**Instructions for the task**
The entries are to be given again in full. Every word must match.

**Data records**
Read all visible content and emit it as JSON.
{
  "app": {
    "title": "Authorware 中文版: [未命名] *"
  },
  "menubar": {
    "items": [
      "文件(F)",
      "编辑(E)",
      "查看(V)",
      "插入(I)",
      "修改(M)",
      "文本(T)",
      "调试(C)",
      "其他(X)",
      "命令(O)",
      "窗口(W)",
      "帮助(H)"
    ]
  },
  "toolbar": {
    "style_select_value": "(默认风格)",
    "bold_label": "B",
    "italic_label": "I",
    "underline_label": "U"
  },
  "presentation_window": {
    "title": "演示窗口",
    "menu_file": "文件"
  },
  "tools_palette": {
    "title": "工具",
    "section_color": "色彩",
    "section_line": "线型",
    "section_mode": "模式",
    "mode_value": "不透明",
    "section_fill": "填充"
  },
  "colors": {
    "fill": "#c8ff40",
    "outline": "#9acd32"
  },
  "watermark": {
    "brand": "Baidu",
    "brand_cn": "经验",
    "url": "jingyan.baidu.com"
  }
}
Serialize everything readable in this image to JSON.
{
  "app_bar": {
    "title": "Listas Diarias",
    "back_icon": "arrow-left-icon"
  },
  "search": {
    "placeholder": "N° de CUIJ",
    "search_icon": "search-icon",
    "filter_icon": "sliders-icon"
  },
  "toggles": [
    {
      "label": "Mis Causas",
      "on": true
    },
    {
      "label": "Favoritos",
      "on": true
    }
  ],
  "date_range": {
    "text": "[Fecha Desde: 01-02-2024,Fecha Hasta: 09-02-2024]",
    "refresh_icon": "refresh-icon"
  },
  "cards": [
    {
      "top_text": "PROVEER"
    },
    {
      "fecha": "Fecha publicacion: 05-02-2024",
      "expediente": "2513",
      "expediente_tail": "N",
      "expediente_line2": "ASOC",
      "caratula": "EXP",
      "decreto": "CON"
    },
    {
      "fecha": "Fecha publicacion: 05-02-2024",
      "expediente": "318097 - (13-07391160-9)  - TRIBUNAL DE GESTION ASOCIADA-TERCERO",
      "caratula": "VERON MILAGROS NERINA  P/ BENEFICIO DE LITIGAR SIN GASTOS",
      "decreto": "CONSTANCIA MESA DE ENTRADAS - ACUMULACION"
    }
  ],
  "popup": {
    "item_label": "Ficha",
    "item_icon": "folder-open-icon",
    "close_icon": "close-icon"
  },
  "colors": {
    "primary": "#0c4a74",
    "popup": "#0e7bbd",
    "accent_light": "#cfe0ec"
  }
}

**Response box**
Read all visible content and emit it as JSON.
{
  "app": {
    "title": "Authorware 中文版: [未命名] *"
  },
  "menubar": {
    "items": [
      "文件(F)",
      "编辑(E)",
      "查看(V)",
      "插入(I)",
      "修改(M)",
      "文本(T)",
      "调试(C)",
      "其他(X)",
      "命令(O)",
      "窗口(W)",
      "帮助(H)"
    ]
  },
  "toolbar": {
    "style_select_value": "(默认风格)",
    "bold_label": "B",
    "italic_label": "I",
    "underline_label": "U"
  },
  "presentation_window": {
    "title": "演示窗口",
    "menu_file": "文件"
  },
  "tools_palette": {
    "title": "工具",
    "section_color": "色彩",
    "section_line": "线型",
    "section_mode": "模式",
    "mode_value": "不透明",
    "section_fill": "填充"
  },
  "colors": {
    "fill": "#c8ff40",
    "outline": "#9acd32"
  },
  "watermark": {
    "brand": "Baidu",
    "brand_cn": "经验",
    "url": "jingyan.baidu.com"
  }
}
Serialize everything readable in this image to JSON.
{
  "app_bar": {
    "title": "Listas Diarias",
    "back_icon": "arrow-left-icon"
  },
  "search": {
    "placeholder": "N° de CUIJ",
    "search_icon": "search-icon",
    "filter_icon": "sliders-icon"
  },
  "toggles": [
    {
      "label": "Mis Causas",
      "on": true
    },
    {
      "label": "Favoritos",
      "on": true
    }
  ],
  "date_range": {
    "text": "[Fecha Desde: 01-02-2024,Fecha Hasta: 09-02-2024]",
    "refresh_icon": "refresh-icon"
  },
  "cards": [
    {
      "top_text": "PROVEER"
    },
    {
      "fecha": "Fecha publicacion: 05-02-2024",
      "expediente": "2513",
      "expediente_tail": "N",
      "expediente_line2": "ASOC",
      "caratula": "EXP",
      "decreto": "CON"
    },
    {
      "fecha": "Fecha publicacion: 05-02-2024",
      "expediente": "318097 - (13-07391160-9)  - TRIBUNAL DE GESTION ASOCIADA-TERCERO",
      "caratula": "VERON MILAGROS NERINA  P/ BENEFICIO DE LITIGAR SIN GASTOS",
      "decreto": "CONSTANCIA MESA DE ENTRADAS - ACUMULACION"
    }
  ],
  "popup": {
    "item_label": "Ficha",
    "item_icon": "folder-open-icon",
    "close_icon": "close-icon"
  },
  "colors": {
    "primary": "#0c4a74",
    "popup": "#0e7bbd",
    "accent_light": "#cfe0ec"
  }
}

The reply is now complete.